Society welcomes new NHS commitment to mental health care

The NHS in England today has committed itself to a transformation of mental health care, pledging to help more than a million extra people and invest more than £1bn a year by 2020/21. This investment is in addition to previously announced new funding for children, young people and perinatal care.

This move has been made in response to the final report of an independent taskforce chaired by the Chief Executive of Mind Paul Farmer:

Professor Jamie Hacker Hughes, the President of the British Psychological Society and a member of the task force, said:

"The psychological health of the people of this country is such an important issue and so the British Psychological Society has been pleased to engage fully as a member of the Mental Health Taskforce right from its inception. 

“Throughout the life of the Taskforce the Society has called for new investment to extend the availability and variety of psychological therapies in order to ensure that psychological health is treated with the same as emphasis as physical health.

“The Society has also called for new monies to be invested into extending psychological health liaison services, for new monies to be invested into perinatal psychological health services and for long term physical conditions to be addressed properly in people with problems with their psychological health. 

“The Society is delighted to see that all these calls, and many more, have been reflected in today's final Taskforce report and so we now look forward to psychologists, along with others, being able to make even more of a difference in improving the psychological health of all those for whom NHS England is responsible."

The report says there has been a significant expansion in access to psychological therapies, yet only 15 per cent of people who need it currently get care. More action is also needed to help people with anxiety and depression to find or keep a job, as well as to ensure that people with long-term conditions have their physical and mental health care needs met.

By 2020, new funding should increase access to evidence-based psychological therapies, helping 600,000 more people access care.

The report also notes that suicide is rising after many years of decline.

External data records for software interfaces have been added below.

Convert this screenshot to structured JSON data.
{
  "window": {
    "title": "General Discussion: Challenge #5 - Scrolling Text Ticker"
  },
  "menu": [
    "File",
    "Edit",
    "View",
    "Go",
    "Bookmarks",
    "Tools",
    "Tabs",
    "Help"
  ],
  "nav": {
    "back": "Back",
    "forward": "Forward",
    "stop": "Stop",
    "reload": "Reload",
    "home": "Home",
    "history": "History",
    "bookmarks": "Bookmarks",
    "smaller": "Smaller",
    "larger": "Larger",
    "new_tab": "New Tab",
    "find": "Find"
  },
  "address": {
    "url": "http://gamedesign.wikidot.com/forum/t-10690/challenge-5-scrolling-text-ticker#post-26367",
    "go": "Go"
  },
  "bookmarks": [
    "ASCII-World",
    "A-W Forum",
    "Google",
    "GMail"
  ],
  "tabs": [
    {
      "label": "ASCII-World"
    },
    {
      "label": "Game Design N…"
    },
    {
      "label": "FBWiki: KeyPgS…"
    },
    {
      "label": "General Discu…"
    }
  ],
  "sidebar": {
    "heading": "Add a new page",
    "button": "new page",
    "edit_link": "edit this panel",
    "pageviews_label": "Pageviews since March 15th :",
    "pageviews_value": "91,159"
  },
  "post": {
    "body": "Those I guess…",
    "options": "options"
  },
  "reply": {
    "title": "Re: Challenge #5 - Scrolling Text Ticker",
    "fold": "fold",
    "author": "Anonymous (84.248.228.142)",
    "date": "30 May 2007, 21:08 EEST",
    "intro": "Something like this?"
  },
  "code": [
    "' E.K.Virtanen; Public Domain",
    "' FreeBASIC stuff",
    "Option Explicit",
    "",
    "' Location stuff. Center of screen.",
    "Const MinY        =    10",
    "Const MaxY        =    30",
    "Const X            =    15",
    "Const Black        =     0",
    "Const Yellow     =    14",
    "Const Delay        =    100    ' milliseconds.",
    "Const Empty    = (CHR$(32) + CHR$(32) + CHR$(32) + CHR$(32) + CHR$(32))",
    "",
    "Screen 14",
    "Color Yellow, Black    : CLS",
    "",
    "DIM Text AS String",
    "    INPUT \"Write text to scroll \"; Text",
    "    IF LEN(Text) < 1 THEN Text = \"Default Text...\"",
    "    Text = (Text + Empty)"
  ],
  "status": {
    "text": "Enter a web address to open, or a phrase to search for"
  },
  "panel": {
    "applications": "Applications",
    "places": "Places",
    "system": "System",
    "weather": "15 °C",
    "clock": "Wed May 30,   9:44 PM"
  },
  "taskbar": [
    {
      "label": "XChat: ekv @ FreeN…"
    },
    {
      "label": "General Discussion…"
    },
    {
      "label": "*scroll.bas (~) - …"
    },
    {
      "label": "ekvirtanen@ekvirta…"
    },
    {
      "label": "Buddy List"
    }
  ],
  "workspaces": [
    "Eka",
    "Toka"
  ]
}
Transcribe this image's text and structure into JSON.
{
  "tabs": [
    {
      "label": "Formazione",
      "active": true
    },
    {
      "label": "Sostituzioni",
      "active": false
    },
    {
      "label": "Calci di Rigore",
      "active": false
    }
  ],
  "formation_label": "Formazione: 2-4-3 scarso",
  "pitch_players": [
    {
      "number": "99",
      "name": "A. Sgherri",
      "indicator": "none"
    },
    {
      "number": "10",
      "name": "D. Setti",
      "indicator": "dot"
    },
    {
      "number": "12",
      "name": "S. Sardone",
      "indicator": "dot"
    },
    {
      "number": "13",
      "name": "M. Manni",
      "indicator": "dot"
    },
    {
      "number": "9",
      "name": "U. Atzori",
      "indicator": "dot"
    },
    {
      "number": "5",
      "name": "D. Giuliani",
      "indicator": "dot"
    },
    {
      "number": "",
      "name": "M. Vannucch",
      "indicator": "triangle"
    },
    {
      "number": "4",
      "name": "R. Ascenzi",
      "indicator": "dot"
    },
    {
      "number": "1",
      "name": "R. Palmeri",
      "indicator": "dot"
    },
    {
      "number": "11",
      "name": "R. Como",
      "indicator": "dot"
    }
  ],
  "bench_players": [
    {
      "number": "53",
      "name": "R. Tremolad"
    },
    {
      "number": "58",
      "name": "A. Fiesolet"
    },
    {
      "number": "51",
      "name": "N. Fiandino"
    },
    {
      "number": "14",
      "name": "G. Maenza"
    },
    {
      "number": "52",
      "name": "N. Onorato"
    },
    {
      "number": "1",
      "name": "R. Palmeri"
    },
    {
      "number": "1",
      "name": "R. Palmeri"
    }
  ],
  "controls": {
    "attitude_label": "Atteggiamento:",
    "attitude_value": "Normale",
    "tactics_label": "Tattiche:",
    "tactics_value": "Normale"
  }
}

It calls for every area of the health service to have suicide prevention plans in place by 2017 and for them to be reviewed annually.

Other areas for action identified in the report include the physical health of people experiencing mental health problems, the mental health of children and young people, and the need for more comprehensive community-based mental health crisis services.

Read the full report on the NHS England website.